▶ [TASK OBJECTIVE]: The answer must consist of every line in the data below that holds the word "structure".

(Dataset excerpts)
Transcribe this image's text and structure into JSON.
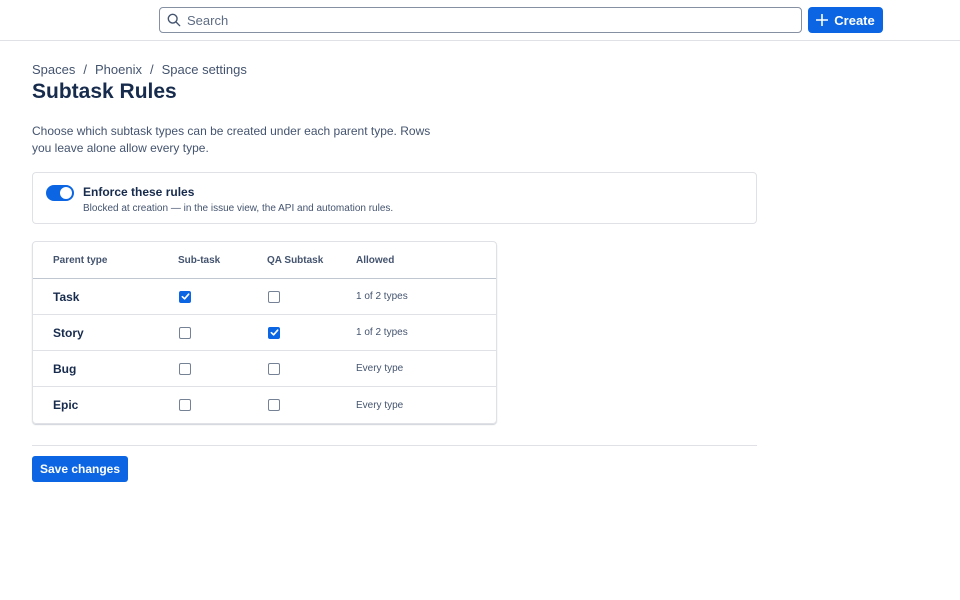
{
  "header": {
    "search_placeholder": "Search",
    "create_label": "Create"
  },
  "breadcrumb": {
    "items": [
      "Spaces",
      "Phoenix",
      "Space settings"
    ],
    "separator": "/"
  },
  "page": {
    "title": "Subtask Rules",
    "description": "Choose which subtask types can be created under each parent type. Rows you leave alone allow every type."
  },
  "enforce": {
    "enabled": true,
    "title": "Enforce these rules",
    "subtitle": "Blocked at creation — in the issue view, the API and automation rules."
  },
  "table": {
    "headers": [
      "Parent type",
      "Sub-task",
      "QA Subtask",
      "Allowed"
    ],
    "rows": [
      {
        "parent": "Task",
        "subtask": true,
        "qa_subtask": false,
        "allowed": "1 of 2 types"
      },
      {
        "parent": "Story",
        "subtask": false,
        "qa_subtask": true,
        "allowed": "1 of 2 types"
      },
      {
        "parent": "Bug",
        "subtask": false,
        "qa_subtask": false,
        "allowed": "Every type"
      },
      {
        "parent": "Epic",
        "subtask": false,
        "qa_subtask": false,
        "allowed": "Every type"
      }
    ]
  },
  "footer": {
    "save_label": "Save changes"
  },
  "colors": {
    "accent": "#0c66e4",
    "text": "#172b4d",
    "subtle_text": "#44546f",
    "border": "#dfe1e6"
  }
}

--

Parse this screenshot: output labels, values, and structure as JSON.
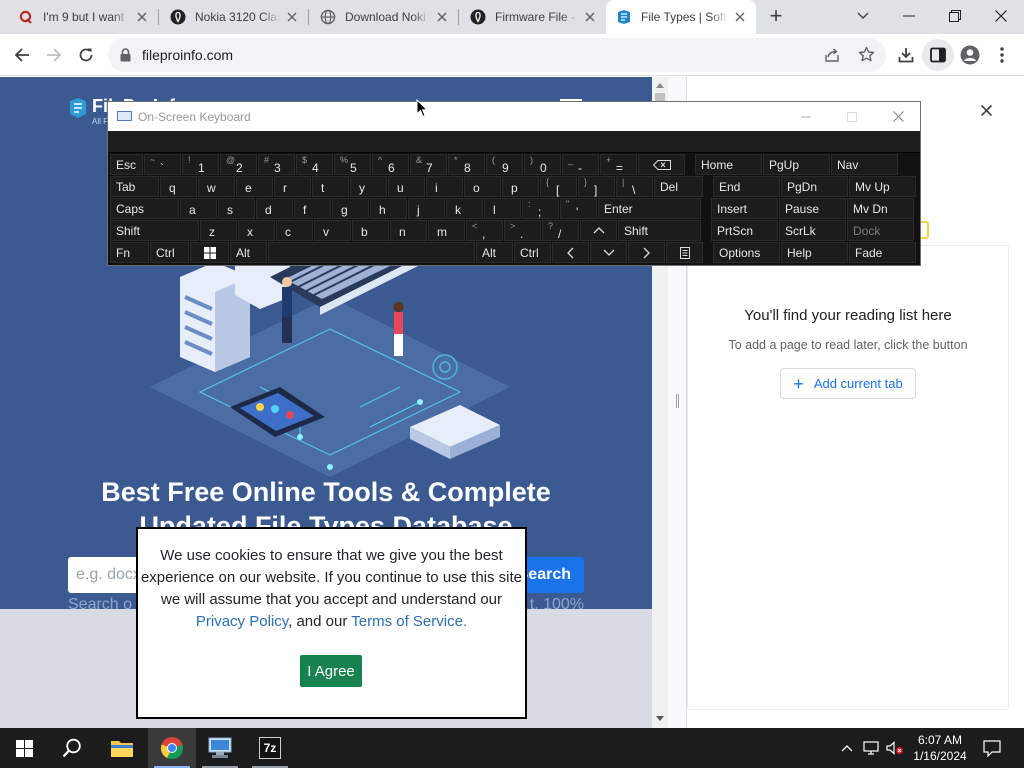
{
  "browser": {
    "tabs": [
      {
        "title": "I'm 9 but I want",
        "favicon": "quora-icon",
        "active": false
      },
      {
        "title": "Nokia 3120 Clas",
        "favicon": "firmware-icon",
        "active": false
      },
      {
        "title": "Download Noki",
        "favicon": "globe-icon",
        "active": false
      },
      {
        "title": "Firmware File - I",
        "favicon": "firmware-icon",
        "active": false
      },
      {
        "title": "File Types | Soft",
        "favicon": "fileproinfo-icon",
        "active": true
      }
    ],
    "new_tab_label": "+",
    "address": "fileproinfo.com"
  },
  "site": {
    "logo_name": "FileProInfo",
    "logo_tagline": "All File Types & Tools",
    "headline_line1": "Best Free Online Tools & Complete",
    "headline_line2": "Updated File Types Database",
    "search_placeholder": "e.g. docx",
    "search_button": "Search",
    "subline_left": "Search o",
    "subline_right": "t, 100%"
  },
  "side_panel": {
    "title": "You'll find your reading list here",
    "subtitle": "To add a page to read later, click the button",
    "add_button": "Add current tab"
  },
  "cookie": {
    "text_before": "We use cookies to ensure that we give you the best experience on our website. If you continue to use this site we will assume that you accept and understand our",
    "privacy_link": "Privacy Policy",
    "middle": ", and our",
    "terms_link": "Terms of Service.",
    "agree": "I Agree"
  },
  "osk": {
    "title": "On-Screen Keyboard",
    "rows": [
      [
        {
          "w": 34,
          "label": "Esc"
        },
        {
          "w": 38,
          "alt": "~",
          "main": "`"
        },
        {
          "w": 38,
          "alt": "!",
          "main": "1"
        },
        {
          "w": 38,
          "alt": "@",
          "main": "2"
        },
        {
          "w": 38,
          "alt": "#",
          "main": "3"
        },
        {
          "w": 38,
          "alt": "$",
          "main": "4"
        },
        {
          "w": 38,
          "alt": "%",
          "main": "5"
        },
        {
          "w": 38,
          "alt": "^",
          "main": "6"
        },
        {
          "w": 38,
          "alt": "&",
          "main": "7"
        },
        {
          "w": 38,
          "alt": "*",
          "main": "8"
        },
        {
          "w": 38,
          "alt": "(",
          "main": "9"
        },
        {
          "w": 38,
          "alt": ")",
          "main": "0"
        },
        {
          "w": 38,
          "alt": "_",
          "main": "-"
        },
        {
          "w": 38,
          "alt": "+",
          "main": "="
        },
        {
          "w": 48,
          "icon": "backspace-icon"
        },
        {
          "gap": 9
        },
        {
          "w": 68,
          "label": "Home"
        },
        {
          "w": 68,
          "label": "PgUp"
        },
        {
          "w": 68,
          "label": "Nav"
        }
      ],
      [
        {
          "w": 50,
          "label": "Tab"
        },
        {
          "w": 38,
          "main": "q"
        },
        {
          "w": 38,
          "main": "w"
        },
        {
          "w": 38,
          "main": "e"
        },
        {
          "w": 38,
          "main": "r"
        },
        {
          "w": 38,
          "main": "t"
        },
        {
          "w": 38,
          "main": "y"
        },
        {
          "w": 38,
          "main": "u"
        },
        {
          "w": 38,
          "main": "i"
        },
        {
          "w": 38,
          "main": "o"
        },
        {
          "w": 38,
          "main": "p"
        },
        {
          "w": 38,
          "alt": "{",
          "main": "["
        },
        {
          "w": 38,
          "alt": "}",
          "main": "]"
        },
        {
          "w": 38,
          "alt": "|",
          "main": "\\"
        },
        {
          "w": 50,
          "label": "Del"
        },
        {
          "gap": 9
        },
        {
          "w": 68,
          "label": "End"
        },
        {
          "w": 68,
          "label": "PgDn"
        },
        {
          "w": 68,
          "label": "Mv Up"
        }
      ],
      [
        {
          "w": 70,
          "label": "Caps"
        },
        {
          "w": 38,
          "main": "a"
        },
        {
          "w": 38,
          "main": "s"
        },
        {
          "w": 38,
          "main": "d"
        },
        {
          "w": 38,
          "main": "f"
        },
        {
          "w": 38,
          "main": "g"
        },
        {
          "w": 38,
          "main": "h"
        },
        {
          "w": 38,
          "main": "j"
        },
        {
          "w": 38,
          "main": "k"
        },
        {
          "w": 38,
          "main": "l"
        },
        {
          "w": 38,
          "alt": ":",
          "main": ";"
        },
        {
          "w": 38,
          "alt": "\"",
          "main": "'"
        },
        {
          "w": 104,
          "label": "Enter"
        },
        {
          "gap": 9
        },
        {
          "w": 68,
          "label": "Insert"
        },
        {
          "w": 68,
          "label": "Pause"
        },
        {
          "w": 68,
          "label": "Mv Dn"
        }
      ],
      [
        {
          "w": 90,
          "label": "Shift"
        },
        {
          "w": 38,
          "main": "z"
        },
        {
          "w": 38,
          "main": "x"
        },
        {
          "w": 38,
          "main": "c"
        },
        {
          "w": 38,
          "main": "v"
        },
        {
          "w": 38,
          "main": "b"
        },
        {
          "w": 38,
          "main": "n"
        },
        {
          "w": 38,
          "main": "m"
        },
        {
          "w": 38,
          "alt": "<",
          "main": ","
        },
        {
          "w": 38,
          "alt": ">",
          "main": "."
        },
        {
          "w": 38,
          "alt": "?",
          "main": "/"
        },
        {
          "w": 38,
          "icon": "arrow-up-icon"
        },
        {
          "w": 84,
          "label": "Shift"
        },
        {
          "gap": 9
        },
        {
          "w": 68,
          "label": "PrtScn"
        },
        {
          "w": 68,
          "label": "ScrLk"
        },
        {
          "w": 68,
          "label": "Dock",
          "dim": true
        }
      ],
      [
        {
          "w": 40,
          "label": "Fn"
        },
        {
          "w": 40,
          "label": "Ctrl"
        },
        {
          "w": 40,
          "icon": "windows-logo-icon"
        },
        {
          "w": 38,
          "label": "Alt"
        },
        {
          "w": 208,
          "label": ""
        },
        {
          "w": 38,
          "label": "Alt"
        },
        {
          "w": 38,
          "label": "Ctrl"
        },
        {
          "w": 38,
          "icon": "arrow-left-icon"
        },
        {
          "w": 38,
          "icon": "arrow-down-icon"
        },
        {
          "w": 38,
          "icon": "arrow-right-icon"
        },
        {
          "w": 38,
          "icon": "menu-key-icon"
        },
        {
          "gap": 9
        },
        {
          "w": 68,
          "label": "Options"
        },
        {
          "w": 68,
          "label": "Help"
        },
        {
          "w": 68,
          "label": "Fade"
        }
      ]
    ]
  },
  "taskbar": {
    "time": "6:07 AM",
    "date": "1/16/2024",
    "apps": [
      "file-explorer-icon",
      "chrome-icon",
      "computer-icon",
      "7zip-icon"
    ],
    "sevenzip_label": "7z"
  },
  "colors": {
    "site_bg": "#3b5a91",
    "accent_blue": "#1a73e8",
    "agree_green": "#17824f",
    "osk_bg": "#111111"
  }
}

▶ [SOLVED PROBLEM]:
Transcribe this image's text and structure into JSON.
Parse this screenshot: output labels, values, and structure as JSON.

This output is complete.